Send back the entries exactly as they were given.

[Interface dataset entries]
------

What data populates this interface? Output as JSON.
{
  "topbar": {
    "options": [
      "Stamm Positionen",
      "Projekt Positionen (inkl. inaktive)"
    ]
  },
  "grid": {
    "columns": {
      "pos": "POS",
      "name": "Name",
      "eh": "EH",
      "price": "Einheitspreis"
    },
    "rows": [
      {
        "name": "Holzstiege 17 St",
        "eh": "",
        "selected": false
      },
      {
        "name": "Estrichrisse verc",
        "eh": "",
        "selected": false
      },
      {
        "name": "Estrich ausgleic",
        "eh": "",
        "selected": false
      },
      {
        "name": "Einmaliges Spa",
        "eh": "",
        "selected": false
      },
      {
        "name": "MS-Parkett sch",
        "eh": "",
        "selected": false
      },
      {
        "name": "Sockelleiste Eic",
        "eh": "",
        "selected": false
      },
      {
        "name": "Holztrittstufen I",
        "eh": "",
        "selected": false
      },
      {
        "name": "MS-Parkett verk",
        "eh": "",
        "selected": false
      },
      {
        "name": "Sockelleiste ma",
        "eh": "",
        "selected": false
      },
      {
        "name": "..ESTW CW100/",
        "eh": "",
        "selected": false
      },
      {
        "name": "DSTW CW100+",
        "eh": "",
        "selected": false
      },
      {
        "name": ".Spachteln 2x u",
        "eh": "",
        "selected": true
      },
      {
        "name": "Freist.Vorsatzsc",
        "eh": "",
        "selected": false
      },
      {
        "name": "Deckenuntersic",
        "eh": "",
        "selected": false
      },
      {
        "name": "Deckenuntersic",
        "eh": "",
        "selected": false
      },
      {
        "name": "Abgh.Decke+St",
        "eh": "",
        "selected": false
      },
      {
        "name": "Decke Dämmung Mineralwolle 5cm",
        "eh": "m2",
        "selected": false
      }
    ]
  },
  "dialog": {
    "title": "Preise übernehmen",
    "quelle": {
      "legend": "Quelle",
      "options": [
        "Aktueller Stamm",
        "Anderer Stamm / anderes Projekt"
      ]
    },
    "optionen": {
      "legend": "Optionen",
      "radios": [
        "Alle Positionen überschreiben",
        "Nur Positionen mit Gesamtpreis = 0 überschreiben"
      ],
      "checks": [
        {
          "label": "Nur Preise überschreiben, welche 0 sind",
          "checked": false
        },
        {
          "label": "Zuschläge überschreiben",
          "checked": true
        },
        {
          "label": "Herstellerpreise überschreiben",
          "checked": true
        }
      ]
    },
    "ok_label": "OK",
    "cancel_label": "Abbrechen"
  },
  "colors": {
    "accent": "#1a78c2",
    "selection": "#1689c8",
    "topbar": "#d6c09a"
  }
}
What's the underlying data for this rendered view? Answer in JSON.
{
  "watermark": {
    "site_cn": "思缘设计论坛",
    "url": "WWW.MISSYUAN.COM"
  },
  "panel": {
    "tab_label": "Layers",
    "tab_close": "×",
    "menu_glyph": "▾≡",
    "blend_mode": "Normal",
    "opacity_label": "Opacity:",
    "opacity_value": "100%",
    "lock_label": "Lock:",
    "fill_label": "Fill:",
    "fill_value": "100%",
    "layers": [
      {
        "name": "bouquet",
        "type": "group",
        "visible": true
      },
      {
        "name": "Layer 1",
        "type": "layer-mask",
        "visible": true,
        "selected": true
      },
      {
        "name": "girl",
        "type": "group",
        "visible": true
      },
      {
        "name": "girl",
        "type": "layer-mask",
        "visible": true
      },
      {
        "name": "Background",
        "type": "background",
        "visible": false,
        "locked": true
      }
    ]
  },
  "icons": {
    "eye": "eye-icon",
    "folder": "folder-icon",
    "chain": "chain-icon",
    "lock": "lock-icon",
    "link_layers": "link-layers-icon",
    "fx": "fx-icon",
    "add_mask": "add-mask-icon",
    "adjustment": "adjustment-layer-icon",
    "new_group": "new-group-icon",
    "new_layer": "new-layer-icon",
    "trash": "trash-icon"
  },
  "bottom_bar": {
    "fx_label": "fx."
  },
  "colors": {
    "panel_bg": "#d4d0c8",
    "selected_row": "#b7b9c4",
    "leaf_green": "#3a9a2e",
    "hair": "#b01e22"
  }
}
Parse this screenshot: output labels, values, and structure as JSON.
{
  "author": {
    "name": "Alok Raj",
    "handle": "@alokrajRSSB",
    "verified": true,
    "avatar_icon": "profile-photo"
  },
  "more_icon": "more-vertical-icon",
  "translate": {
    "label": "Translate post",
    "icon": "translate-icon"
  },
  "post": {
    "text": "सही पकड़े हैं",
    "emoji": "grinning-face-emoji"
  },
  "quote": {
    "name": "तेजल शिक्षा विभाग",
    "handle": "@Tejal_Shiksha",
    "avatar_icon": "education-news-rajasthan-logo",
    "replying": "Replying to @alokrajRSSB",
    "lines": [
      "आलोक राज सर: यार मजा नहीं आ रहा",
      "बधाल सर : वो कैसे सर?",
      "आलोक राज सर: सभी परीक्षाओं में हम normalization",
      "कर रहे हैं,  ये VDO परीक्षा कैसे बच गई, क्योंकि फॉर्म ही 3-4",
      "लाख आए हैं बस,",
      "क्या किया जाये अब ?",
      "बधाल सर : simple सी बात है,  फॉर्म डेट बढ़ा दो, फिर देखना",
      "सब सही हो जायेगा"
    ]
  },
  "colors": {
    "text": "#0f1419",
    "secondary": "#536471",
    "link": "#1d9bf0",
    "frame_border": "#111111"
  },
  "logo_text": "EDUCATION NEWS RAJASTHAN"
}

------

• Solution below:
What data populates this interface? Output as JSON.
{
  "topbar": {
    "options": [
      "Stamm Positionen",
      "Projekt Positionen (inkl. inaktive)"
    ]
  },
  "grid": {
    "columns": {
      "pos": "POS",
      "name": "Name",
      "eh": "EH",
      "price": "Einheitspreis"
    },
    "rows": [
      {
        "name": "Holzstiege 17 St",
        "eh": "",
        "selected": false
      },
      {
        "name": "Estrichrisse verc",
        "eh": "",
        "selected": false
      },
      {
        "name": "Estrich ausgleic",
        "eh": "",
        "selected": false
      },
      {
        "name": "Einmaliges Spa",
        "eh": "",
        "selected": false
      },
      {
        "name": "MS-Parkett sch",
        "eh": "",
        "selected": false
      },
      {
        "name": "Sockelleiste Eic",
        "eh": "",
        "selected": false
      },
      {
        "name": "Holztrittstufen I",
        "eh": "",
        "selected": false
      },
      {
        "name": "MS-Parkett verk",
        "eh": "",
        "selected": false
      },
      {
        "name": "Sockelleiste ma",
        "eh": "",
        "selected": false
      },
      {
        "name": "..ESTW CW100/",
        "eh": "",
        "selected": false
      },
      {
        "name": "DSTW CW100+",
        "eh": "",
        "selected": false
      },
      {
        "name": ".Spachteln 2x u",
        "eh": "",
        "selected": true
      },
      {
        "name": "Freist.Vorsatzsc",
        "eh": "",
        "selected": false
      },
      {
        "name": "Deckenuntersic",
        "eh": "",
        "selected": false
      },
      {
        "name": "Deckenuntersic",
        "eh": "",
        "selected": false
      },
      {
        "name": "Abgh.Decke+St",
        "eh": "",
        "selected": false
      },
      {
        "name": "Decke Dämmung Mineralwolle 5cm",
        "eh": "m2",
        "selected": false
      }
    ]
  },
  "dialog": {
    "title": "Preise übernehmen",
    "quelle": {
      "legend": "Quelle",
      "options": [
        "Aktueller Stamm",
        "Anderer Stamm / anderes Projekt"
      ]
    },
    "optionen": {
      "legend": "Optionen",
      "radios": [
        "Alle Positionen überschreiben",
        "Nur Positionen mit Gesamtpreis = 0 überschreiben"
      ],
      "checks": [
        {
          "label": "Nur Preise überschreiben, welche 0 sind",
          "checked": false
        },
        {
          "label": "Zuschläge überschreiben",
          "checked": true
        },
        {
          "label": "Herstellerpreise überschreiben",
          "checked": true
        }
      ]
    },
    "ok_label": "OK",
    "cancel_label": "Abbrechen"
  },
  "colors": {
    "accent": "#1a78c2",
    "selection": "#1689c8",
    "topbar": "#d6c09a"
  }
}
What's the underlying data for this rendered view? Answer in JSON.
{
  "watermark": {
    "site_cn": "思缘设计论坛",
    "url": "WWW.MISSYUAN.COM"
  },
  "panel": {
    "tab_label": "Layers",
    "tab_close": "×",
    "menu_glyph": "▾≡",
    "blend_mode": "Normal",
    "opacity_label": "Opacity:",
    "opacity_value": "100%",
    "lock_label": "Lock:",
    "fill_label": "Fill:",
    "fill_value": "100%",
    "layers": [
      {
        "name": "bouquet",
        "type": "group",
        "visible": true
      },
      {
        "name": "Layer 1",
        "type": "layer-mask",
        "visible": true,
        "selected": true
      },
      {
        "name": "girl",
        "type": "group",
        "visible": true
      },
      {
        "name": "girl",
        "type": "layer-mask",
        "visible": true
      },
      {
        "name": "Background",
        "type": "background",
        "visible": false,
        "locked": true
      }
    ]
  },
  "icons": {
    "eye": "eye-icon",
    "folder": "folder-icon",
    "chain": "chain-icon",
    "lock": "lock-icon",
    "link_layers": "link-layers-icon",
    "fx": "fx-icon",
    "add_mask": "add-mask-icon",
    "adjustment": "adjustment-layer-icon",
    "new_group": "new-group-icon",
    "new_layer": "new-layer-icon",
    "trash": "trash-icon"
  },
  "bottom_bar": {
    "fx_label": "fx."
  },
  "colors": {
    "panel_bg": "#d4d0c8",
    "selected_row": "#b7b9c4",
    "leaf_green": "#3a9a2e",
    "hair": "#b01e22"
  }
}
Parse this screenshot: output labels, values, and structure as JSON.
{
  "author": {
    "name": "Alok Raj",
    "handle": "@alokrajRSSB",
    "verified": true,
    "avatar_icon": "profile-photo"
  },
  "more_icon": "more-vertical-icon",
  "translate": {
    "label": "Translate post",
    "icon": "translate-icon"
  },
  "post": {
    "text": "सही पकड़े हैं",
    "emoji": "grinning-face-emoji"
  },
  "quote": {
    "name": "तेजल शिक्षा विभाग",
    "handle": "@Tejal_Shiksha",
    "avatar_icon": "education-news-rajasthan-logo",
    "replying": "Replying to @alokrajRSSB",
    "lines": [
      "आलोक राज सर: यार मजा नहीं आ रहा",
      "बधाल सर : वो कैसे सर?",
      "आलोक राज सर: सभी परीक्षाओं में हम normalization",
      "कर रहे हैं,  ये VDO परीक्षा कैसे बच गई, क्योंकि फॉर्म ही 3-4",
      "लाख आए हैं बस,",
      "क्या किया जाये अब ?",
      "बधाल सर : simple सी बात है,  फॉर्म डेट बढ़ा दो, फिर देखना",
      "सब सही हो जायेगा"
    ]
  },
  "colors": {
    "text": "#0f1419",
    "secondary": "#536471",
    "link": "#1d9bf0",
    "frame_border": "#111111"
  },
  "logo_text": "EDUCATION NEWS RAJASTHAN"
}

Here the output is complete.